DB: What’s that for?
CP: Evacuation. You will be evacuated tomorrow. This was Christmas Eve day. So I had something to eat. They were caring for us beautifully, and I said, “Where are the sentries?” It was getting dark. “We don’t have any sentries. We don’t need any sentries.” They said, “All the goddamn Japs are gone.” So I crawled off my stretcher. Crawled over to the confessional. Opened the door. Reached up and crawled in the confession booth. I slept in there because I figured if they came and threw some grenades or something, I’d be safe. When I crawled out in the morning, one guy said to me, “What did you do that for?” So I told him. He laughed. Then in the morning they picked me up on a stretcher and took me out to the hospital ship, Mercy. The ocean was beautiful. Beautiful. We pulled up next to this great big gleaming white ship.

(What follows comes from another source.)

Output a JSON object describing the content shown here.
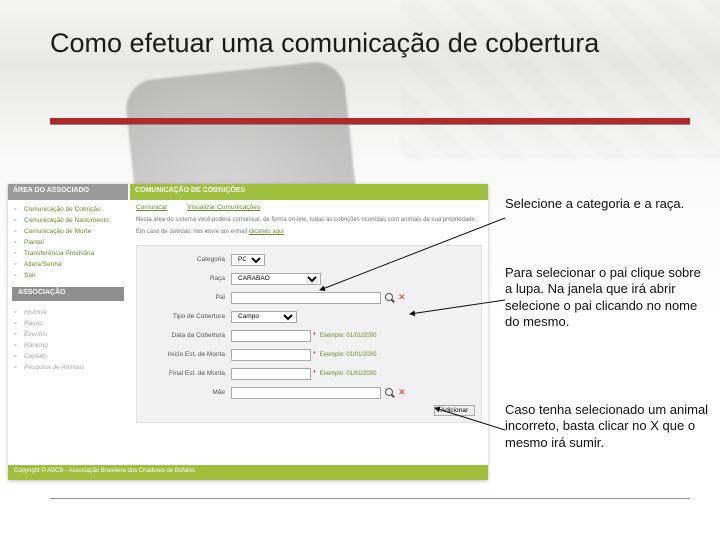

Read the full transcript.
Platou, Carl; Douglas Bekke, Interviewer, Carl Platou Oral History Interview. Minnesota's Greatest Generation Oral History Project, Minnesota Historical Society, 2007.